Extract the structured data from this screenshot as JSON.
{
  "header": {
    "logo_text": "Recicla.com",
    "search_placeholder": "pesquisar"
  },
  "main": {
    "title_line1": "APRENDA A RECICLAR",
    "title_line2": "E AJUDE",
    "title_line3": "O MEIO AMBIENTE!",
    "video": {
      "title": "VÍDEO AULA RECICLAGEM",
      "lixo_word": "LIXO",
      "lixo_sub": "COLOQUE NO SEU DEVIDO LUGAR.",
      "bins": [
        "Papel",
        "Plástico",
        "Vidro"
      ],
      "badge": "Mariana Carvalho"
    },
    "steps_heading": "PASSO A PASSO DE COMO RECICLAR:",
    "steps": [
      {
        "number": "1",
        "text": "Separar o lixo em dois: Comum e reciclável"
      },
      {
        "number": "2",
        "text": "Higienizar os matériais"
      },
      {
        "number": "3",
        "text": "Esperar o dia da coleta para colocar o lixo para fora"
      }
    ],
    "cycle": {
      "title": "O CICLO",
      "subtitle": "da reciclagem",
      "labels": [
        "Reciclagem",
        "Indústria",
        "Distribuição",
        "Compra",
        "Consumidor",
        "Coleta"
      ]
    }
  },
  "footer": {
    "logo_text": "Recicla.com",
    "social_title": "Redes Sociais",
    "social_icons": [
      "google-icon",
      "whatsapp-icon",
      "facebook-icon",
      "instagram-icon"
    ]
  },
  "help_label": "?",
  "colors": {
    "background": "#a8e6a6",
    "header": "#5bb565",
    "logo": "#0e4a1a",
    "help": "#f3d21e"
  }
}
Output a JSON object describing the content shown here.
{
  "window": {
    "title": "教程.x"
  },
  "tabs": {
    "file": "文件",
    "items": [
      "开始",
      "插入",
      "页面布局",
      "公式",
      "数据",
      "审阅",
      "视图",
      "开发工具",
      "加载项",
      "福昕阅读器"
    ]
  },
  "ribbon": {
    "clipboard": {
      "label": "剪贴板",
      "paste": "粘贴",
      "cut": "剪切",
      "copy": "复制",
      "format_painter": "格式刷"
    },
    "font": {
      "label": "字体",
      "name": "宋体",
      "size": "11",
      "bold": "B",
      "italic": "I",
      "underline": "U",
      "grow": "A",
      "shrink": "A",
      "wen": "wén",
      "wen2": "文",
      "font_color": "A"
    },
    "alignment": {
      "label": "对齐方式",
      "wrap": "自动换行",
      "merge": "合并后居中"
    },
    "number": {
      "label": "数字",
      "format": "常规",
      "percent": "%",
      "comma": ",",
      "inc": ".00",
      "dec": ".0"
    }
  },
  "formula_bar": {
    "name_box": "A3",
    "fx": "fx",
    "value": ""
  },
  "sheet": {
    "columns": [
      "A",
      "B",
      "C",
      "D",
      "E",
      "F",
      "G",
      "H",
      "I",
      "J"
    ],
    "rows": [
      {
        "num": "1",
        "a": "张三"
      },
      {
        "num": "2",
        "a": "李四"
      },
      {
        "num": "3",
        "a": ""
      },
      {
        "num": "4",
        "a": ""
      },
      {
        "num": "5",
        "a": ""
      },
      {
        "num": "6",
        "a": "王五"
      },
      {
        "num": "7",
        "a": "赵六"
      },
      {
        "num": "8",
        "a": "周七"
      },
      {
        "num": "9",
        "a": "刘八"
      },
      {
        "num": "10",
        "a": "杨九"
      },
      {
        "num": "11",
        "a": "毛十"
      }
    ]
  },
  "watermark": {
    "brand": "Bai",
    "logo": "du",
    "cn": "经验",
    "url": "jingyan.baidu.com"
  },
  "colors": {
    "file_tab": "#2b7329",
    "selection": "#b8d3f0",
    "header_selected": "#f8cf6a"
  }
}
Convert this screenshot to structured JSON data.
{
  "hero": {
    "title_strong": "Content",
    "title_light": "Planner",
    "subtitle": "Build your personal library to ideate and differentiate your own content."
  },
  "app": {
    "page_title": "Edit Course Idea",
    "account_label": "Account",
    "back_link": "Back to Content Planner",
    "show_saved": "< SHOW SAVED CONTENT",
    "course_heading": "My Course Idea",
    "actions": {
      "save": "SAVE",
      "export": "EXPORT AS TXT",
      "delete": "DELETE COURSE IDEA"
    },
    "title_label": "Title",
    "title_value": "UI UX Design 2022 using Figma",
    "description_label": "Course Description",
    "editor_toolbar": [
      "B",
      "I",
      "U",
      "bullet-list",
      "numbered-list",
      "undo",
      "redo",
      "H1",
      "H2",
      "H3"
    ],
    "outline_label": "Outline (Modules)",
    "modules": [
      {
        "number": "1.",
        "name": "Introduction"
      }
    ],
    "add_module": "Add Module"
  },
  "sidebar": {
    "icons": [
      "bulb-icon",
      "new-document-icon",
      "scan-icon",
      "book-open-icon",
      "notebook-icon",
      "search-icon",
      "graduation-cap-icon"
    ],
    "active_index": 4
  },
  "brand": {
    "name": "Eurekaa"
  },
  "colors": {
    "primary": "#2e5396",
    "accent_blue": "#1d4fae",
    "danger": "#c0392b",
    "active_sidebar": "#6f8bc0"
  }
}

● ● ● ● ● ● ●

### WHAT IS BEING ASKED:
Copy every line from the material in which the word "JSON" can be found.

### RESULT OF THIS TASK:
Extract the structured data from this screenshot as JSON.
Output a JSON object describing the content shown here.
Convert this screenshot to structured JSON data.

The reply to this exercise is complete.